# [What is expected]
Repeat each entry verbatim.

[Provided entries Boundary: Start]

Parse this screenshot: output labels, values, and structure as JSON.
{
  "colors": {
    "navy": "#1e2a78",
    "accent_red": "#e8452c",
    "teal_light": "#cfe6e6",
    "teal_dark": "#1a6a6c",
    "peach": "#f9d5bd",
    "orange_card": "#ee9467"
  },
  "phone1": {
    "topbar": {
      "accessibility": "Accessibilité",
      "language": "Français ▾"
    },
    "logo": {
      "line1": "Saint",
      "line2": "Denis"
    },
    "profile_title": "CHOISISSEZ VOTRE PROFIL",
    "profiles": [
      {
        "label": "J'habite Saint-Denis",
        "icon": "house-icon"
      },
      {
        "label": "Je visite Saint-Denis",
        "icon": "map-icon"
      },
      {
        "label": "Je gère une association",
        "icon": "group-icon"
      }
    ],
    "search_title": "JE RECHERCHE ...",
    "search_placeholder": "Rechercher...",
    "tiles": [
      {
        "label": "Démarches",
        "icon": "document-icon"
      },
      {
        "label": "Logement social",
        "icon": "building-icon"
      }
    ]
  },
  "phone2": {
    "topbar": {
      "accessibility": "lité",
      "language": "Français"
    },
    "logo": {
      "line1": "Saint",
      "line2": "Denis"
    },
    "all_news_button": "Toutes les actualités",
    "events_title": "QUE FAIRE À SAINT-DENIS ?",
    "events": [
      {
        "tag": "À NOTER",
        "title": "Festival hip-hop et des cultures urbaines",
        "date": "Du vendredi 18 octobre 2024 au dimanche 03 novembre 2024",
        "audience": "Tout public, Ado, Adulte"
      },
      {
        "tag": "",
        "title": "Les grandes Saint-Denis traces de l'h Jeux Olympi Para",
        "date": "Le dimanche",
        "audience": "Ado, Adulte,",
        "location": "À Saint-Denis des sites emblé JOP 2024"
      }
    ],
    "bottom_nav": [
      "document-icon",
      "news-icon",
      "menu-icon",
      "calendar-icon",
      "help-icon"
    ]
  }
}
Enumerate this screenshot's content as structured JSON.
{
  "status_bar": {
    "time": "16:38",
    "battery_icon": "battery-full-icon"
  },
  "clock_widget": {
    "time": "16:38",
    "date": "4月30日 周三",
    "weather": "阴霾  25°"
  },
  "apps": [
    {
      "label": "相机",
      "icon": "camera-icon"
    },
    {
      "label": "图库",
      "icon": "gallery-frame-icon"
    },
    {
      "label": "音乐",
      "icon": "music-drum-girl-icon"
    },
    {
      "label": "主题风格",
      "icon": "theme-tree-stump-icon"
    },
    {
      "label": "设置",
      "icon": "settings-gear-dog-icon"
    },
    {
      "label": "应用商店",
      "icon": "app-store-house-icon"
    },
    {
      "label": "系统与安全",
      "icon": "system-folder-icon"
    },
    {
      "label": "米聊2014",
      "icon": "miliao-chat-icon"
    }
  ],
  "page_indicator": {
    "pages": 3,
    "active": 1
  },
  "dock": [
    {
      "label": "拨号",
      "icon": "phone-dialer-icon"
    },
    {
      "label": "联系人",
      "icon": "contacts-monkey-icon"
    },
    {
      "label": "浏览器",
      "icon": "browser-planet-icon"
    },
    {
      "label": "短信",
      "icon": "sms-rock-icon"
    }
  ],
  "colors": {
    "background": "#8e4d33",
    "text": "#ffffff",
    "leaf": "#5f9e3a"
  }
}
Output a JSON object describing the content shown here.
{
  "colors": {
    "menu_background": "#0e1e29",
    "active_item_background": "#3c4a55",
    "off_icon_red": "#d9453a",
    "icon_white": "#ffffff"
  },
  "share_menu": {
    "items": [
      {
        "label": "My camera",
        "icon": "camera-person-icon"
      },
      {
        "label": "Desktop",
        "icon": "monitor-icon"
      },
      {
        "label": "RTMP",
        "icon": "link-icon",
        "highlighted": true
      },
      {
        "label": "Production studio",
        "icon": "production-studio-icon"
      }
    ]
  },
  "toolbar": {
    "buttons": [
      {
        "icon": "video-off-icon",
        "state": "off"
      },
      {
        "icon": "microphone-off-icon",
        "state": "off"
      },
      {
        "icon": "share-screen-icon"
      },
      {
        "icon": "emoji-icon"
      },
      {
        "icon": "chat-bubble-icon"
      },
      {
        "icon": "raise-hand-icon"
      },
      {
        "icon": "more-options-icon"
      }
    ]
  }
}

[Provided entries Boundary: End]

# [Answer section]
Parse this screenshot: output labels, values, and structure as JSON.
{
  "colors": {
    "navy": "#1e2a78",
    "accent_red": "#e8452c",
    "teal_light": "#cfe6e6",
    "teal_dark": "#1a6a6c",
    "peach": "#f9d5bd",
    "orange_card": "#ee9467"
  },
  "phone1": {
    "topbar": {
      "accessibility": "Accessibilité",
      "language": "Français ▾"
    },
    "logo": {
      "line1": "Saint",
      "line2": "Denis"
    },
    "profile_title": "CHOISISSEZ VOTRE PROFIL",
    "profiles": [
      {
        "label": "J'habite Saint-Denis",
        "icon": "house-icon"
      },
      {
        "label": "Je visite Saint-Denis",
        "icon": "map-icon"
      },
      {
        "label": "Je gère une association",
        "icon": "group-icon"
      }
    ],
    "search_title": "JE RECHERCHE ...",
    "search_placeholder": "Rechercher...",
    "tiles": [
      {
        "label": "Démarches",
        "icon": "document-icon"
      },
      {
        "label": "Logement social",
        "icon": "building-icon"
      }
    ]
  },
  "phone2": {
    "topbar": {
      "accessibility": "lité",
      "language": "Français"
    },
    "logo": {
      "line1": "Saint",
      "line2": "Denis"
    },
    "all_news_button": "Toutes les actualités",
    "events_title": "QUE FAIRE À SAINT-DENIS ?",
    "events": [
      {
        "tag": "À NOTER",
        "title": "Festival hip-hop et des cultures urbaines",
        "date": "Du vendredi 18 octobre 2024 au dimanche 03 novembre 2024",
        "audience": "Tout public, Ado, Adulte"
      },
      {
        "tag": "",
        "title": "Les grandes Saint-Denis traces de l'h Jeux Olympi Para",
        "date": "Le dimanche",
        "audience": "Ado, Adulte,",
        "location": "À Saint-Denis des sites emblé JOP 2024"
      }
    ],
    "bottom_nav": [
      "document-icon",
      "news-icon",
      "menu-icon",
      "calendar-icon",
      "help-icon"
    ]
  }
}
Enumerate this screenshot's content as structured JSON.
{
  "status_bar": {
    "time": "16:38",
    "battery_icon": "battery-full-icon"
  },
  "clock_widget": {
    "time": "16:38",
    "date": "4月30日 周三",
    "weather": "阴霾  25°"
  },
  "apps": [
    {
      "label": "相机",
      "icon": "camera-icon"
    },
    {
      "label": "图库",
      "icon": "gallery-frame-icon"
    },
    {
      "label": "音乐",
      "icon": "music-drum-girl-icon"
    },
    {
      "label": "主题风格",
      "icon": "theme-tree-stump-icon"
    },
    {
      "label": "设置",
      "icon": "settings-gear-dog-icon"
    },
    {
      "label": "应用商店",
      "icon": "app-store-house-icon"
    },
    {
      "label": "系统与安全",
      "icon": "system-folder-icon"
    },
    {
      "label": "米聊2014",
      "icon": "miliao-chat-icon"
    }
  ],
  "page_indicator": {
    "pages": 3,
    "active": 1
  },
  "dock": [
    {
      "label": "拨号",
      "icon": "phone-dialer-icon"
    },
    {
      "label": "联系人",
      "icon": "contacts-monkey-icon"
    },
    {
      "label": "浏览器",
      "icon": "browser-planet-icon"
    },
    {
      "label": "短信",
      "icon": "sms-rock-icon"
    }
  ],
  "colors": {
    "background": "#8e4d33",
    "text": "#ffffff",
    "leaf": "#5f9e3a"
  }
}
Output a JSON object describing the content shown here.
{
  "colors": {
    "menu_background": "#0e1e29",
    "active_item_background": "#3c4a55",
    "off_icon_red": "#d9453a",
    "icon_white": "#ffffff"
  },
  "share_menu": {
    "items": [
      {
        "label": "My camera",
        "icon": "camera-person-icon"
      },
      {
        "label": "Desktop",
        "icon": "monitor-icon"
      },
      {
        "label": "RTMP",
        "icon": "link-icon",
        "highlighted": true
      },
      {
        "label": "Production studio",
        "icon": "production-studio-icon"
      }
    ]
  },
  "toolbar": {
    "buttons": [
      {
        "icon": "video-off-icon",
        "state": "off"
      },
      {
        "icon": "microphone-off-icon",
        "state": "off"
      },
      {
        "icon": "share-screen-icon"
      },
      {
        "icon": "emoji-icon"
      },
      {
        "icon": "chat-bubble-icon"
      },
      {
        "icon": "raise-hand-icon"
      },
      {
        "icon": "more-options-icon"
      }
    ]
  }
}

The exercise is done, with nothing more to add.